Numerous medical professionals and researchers, including Samsel, also question whether the rapid rise in gluten intolerance and celiac disease can be attributed to the increasing use of glyphosate (a study by Samsel revealed that fish exposed to glyphosate develop digestive problems that are reminiscent of celiac disease1).

This isn’t the only potential problem with GM crops. GM crops produce a bacterial toxin that was meant to kill insect pests, but at least two insect species have become resistant. As for we humans, there’s no telling of this toxin’s potentially harmful effects because we have never before ingested this toxin in large amounts.

Opt for organic

It’s safe to say that the conflicting messages being spread by biotech     companies and independent researchers and medical professionals (and even the general public) will not come to an end any time soon.

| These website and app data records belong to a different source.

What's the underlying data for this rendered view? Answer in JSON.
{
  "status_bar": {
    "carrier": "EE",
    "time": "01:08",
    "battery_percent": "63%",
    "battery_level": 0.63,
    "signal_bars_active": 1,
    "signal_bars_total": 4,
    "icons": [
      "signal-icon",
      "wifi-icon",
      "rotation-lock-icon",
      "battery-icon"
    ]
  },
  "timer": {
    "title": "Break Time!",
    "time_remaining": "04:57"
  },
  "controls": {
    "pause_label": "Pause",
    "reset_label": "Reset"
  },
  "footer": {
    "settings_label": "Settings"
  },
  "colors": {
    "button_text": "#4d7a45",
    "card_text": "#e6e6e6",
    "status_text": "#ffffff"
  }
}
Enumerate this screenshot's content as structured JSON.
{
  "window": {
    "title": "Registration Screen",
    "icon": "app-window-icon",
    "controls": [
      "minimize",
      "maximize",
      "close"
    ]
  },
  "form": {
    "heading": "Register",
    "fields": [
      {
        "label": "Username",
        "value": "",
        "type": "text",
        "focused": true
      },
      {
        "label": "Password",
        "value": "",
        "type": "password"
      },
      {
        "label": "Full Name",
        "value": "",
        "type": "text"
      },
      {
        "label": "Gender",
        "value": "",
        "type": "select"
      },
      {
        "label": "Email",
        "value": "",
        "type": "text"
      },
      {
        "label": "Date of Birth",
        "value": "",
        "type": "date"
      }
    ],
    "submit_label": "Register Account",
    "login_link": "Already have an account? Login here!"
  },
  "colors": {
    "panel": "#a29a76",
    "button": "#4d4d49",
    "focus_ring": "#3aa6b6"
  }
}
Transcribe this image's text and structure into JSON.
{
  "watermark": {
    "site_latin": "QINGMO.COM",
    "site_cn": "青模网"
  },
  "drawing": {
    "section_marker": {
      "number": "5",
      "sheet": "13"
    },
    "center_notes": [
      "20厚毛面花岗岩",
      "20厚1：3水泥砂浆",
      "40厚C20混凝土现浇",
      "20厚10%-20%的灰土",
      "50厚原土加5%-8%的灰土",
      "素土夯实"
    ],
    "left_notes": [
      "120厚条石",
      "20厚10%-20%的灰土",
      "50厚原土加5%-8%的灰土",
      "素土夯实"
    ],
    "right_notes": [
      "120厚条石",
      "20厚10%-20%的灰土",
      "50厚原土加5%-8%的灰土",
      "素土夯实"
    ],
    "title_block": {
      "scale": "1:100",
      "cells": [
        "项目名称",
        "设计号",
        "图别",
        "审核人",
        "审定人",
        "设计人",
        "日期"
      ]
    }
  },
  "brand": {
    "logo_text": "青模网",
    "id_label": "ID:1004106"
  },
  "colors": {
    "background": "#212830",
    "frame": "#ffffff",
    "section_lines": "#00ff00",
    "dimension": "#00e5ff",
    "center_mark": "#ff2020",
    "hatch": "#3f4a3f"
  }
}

At this point, I believe it’s a wise health move to steer clear of any GM foods to limit our needless exposure to herbicides and pesticides (GMOs are prohibited in organic produce/foods). It’s a stance backed by many prominent medical professionals, including integrative medicine physician Dr. Andrew Weil.

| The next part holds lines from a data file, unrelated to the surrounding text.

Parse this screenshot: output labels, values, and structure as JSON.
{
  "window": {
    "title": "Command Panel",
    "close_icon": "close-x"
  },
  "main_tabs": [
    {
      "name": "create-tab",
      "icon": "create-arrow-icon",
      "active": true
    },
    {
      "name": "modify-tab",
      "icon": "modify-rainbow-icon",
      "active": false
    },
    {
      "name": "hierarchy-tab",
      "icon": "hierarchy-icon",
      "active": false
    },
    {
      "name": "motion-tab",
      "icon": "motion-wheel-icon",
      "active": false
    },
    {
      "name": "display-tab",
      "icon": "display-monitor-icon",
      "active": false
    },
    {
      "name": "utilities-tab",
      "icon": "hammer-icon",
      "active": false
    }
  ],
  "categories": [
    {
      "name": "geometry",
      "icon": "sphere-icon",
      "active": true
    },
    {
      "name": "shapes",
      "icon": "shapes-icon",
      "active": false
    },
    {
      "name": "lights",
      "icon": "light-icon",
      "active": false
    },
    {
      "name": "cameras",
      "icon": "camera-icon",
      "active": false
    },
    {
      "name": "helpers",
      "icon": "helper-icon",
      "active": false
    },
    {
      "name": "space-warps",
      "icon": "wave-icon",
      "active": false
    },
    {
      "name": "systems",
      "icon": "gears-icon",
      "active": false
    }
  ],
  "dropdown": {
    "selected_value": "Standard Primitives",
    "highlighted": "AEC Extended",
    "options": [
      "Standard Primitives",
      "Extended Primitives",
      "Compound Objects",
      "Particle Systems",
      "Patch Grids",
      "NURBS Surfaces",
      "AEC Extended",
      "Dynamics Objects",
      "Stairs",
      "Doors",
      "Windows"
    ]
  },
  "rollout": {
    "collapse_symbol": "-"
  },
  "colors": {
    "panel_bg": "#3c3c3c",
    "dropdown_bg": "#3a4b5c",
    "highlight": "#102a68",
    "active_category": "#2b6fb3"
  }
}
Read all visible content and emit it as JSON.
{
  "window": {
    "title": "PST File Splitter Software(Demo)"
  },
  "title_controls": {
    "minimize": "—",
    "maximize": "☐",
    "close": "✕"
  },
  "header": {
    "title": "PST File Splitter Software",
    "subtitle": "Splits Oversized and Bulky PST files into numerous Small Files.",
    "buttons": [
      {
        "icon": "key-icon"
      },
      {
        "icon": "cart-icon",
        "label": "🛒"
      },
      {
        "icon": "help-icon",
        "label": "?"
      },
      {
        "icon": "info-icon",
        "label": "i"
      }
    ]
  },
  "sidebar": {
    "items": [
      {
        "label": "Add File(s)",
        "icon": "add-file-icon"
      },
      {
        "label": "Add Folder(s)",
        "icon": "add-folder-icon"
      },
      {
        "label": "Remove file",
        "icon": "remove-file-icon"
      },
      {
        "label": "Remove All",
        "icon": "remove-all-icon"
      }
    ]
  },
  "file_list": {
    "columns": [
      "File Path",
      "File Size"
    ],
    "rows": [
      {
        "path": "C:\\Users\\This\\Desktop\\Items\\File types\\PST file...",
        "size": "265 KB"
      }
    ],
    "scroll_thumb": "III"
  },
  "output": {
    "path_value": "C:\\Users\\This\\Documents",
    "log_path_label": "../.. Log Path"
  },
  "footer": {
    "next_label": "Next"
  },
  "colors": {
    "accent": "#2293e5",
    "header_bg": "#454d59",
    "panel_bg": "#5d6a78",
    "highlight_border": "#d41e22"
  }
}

While selecting organic produce is important, we shouldn’t overlook animal products, either.  Non-organic livestock are typically fed GM feed (corn, alfalfa and the like), which means we, too, will be ingesting GM grains when we consume conventional meat, eggs or dairy. The simple solution: only buy organic meat, dairy products and eggs. Even better: look for grass-fed varieties that eliminate the unnecessary “filler” feed altogether (it’s more nutrient-dense, less fatty and, in my opinion, more flavorful).   FTWH_Brand_Sm

1. Seneff S, Samsel A. Glyphosate, pathways to modern diseases II: Celiac sprue and gluten intolerance. Interdiscip Toxicol. 2013 Dec; 6(4): 159–184.